(Entries from a dataset of interfaces)
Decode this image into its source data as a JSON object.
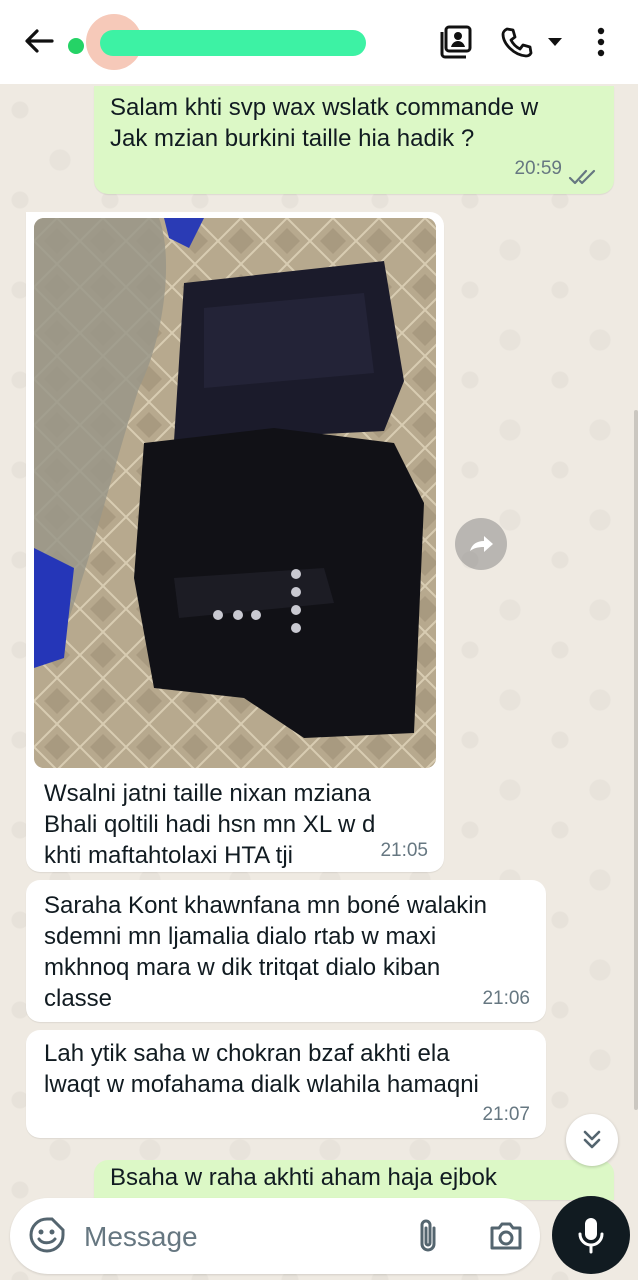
{
  "header": {
    "contact_name": "",
    "icons": [
      "back-arrow-icon",
      "contact-card-icon",
      "phone-icon",
      "caret-down-icon",
      "more-vertical-icon"
    ]
  },
  "messages": [
    {
      "direction": "outgoing",
      "text": "Salam khti svp wax wslatk commande w\nJak mzian burkini taille hia hadik ?",
      "time": "20:59",
      "status": "read"
    },
    {
      "direction": "incoming",
      "type": "image",
      "text": "Wsalni jatni taille nixan mziana\nBhali qoltili hadi hsn mn XL w d\nkhti maftahtolaxi HTA tji",
      "time": "21:05"
    },
    {
      "direction": "incoming",
      "text": "Saraha Kont khawnfana mn boné walakin\nsdemni mn ljamalia dialo rtab w maxi\nmkhnoq mara w dik tritqat dialo kiban\nclasse",
      "time": "21:06"
    },
    {
      "direction": "incoming",
      "text": "Lah ytik saha w chokran bzaf akhti ela\nlwaqt w mofahama dialk wlahila hamaqni",
      "time": "21:07"
    },
    {
      "direction": "outgoing",
      "text": "Bsaha w raha akhti aham haja ejbok",
      "time": ""
    }
  ],
  "composer": {
    "placeholder": "Message"
  },
  "colors": {
    "outgoing_bubble": "#dcf8c6",
    "incoming_bubble": "#ffffff",
    "wallpaper": "#efeae2",
    "online": "#25d366",
    "read_ticks": "#667781"
  }
}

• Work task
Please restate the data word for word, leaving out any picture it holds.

• Result
Decode this image into its source data as a JSON object.
{
  "header": {
    "contact_name": "",
    "icons": [
      "back-arrow-icon",
      "contact-card-icon",
      "phone-icon",
      "caret-down-icon",
      "more-vertical-icon"
    ]
  },
  "messages": [
    {
      "direction": "outgoing",
      "text": "Salam khti svp wax wslatk commande w\nJak mzian burkini taille hia hadik ?",
      "time": "20:59",
      "status": "read"
    },
    {
      "direction": "incoming",
      "type": "image",
      "text": "Wsalni jatni taille nixan mziana\nBhali qoltili hadi hsn mn XL w d\nkhti maftahtolaxi HTA tji",
      "time": "21:05"
    },
    {
      "direction": "incoming",
      "text": "Saraha Kont khawnfana mn boné walakin\nsdemni mn ljamalia dialo rtab w maxi\nmkhnoq mara w dik tritqat dialo kiban\nclasse",
      "time": "21:06"
    },
    {
      "direction": "incoming",
      "text": "Lah ytik saha w chokran bzaf akhti ela\nlwaqt w mofahama dialk wlahila hamaqni",
      "time": "21:07"
    },
    {
      "direction": "outgoing",
      "text": "Bsaha w raha akhti aham haja ejbok",
      "time": ""
    }
  ],
  "composer": {
    "placeholder": "Message"
  },
  "colors": {
    "outgoing_bubble": "#dcf8c6",
    "incoming_bubble": "#ffffff",
    "wallpaper": "#efeae2",
    "online": "#25d366",
    "read_ticks": "#667781"
  }
}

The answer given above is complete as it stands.